By Diane Cohen, Liberty Justice Center -
When the Chicago Teachers Union went on strike in September, taxpayers were locked out of the bargaining room as union and school officials negotiated double-digit raises and more generous perks for teachers. In the end, Mayor Rahm Emanuel agreed to a contract that spends money the city does not have.
Most people assumed these closed-door meetings were the normal course of events and probably did not think twice about them.
But there was no reason for taxpayers and media to be shut out of these talks. First of all, it is our children, along with taxpayer money, at stake. Second, the law doesn't require negotiations with government unions to be closed; government officials are deliberately choosing to close them.
The Illinois Open Meetings Act requires that citizens receive advance notice and have the right to be present when public bodies — such as city councils and school boards — meet to conduct business. Though the law exempts specified meetings from this requirement, these exemptions are optional and mostly involve public safety or privacy concerns.
But the exemption allowing closed meetings for collective bargaining negotiations doesn't serve a public interest.
Despite this provision, the Illinois Labor Relations Act and the Illinois Educational Labor Relations Act exempt collective bargaining from the Open Meetings Act. It is unclear why, but the bottom line remains that the labor acts do not require negotiations to be closed, either.
Thinking back to the CTU strike, taxpayers should ask why the public and the press were barred from attending the contract negotiations leading up to and during the strike. With the fate of hundreds of millions of dollars on the line and the future of more than 400,000 students at stake, taxpayers and parents should have been a part of the process.

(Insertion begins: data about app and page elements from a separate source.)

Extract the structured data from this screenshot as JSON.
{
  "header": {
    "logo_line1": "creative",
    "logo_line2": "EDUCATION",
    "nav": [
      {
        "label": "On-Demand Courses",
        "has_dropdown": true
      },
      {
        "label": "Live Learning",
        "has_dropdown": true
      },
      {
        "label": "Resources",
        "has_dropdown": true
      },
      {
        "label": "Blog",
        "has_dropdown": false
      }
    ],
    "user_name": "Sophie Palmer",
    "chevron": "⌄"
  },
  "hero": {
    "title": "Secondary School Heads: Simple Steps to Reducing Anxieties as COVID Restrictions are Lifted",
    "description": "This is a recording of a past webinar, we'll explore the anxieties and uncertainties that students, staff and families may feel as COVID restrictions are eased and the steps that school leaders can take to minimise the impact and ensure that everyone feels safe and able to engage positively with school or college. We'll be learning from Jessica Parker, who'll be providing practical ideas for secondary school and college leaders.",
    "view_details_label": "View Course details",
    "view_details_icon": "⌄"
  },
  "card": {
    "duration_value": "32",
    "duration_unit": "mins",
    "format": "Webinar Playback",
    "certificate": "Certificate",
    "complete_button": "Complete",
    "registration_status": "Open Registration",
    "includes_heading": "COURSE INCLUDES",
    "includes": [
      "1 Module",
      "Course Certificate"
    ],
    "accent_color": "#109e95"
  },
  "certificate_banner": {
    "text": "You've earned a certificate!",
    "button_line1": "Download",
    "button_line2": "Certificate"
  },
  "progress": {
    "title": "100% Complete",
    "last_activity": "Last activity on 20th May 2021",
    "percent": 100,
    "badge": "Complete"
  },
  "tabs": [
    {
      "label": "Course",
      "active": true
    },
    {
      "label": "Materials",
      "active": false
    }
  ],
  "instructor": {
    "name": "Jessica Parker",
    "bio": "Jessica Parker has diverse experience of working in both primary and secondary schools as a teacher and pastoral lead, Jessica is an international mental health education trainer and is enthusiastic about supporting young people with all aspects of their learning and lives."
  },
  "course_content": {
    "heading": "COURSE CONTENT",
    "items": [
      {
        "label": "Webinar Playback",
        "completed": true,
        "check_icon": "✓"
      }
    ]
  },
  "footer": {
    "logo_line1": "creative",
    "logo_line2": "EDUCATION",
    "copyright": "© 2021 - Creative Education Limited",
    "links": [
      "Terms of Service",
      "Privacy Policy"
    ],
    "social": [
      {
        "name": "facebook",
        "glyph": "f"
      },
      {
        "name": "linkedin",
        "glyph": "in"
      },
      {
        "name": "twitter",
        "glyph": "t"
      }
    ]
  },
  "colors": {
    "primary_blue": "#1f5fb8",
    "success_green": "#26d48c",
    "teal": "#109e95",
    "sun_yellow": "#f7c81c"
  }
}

If the negotiations were open to the public, we would have learned firsthand — and a lot sooner — that the strike was illegal. Instead, it was not until week two of the strike, when the city finally went to court to try to end it, that we learned that the union went on strike over permissive (as opposed to mandatory) subjects of bargaining, including layoff and recall rights, class size, staffing and assignment. According to Illinois law, these subjects are required to be resolved via dispute resolution, not a strike. Had citizens been allowed in the negotiation room, perhaps they could have made a difference by demanding the mayor take faster legal action and exposing the union for its illegal tactics.
Currently, AFSCME, the state's largest government union, is negotiating a new contract for the more than 40,000 state workers it represents. Once again, taxpayers are locked out of the room. The same can be said for labor conflicts spreading throughout the state now that the unions have been emboldened by CTU's example.
Citizens should have a seat in the room when state and local government negotiates with taxpayer money. AFSCME negotiations are a good place to start. Illinois Gov. Pat Quinn should hold negotiating sessions in public. Accountability, transparency and the basic right to know how our tax dollars are being spent are reasons enough not only to open contract negotiations to the citizens — as the law currently allows — but also to amend the law to require it.
Until the open meetings and labor acts are amended to require open meetings for collective bargaining, call on your state and local officials, as well as the unions, and demand a seat in the room. If they say no, ask them what they have to hide.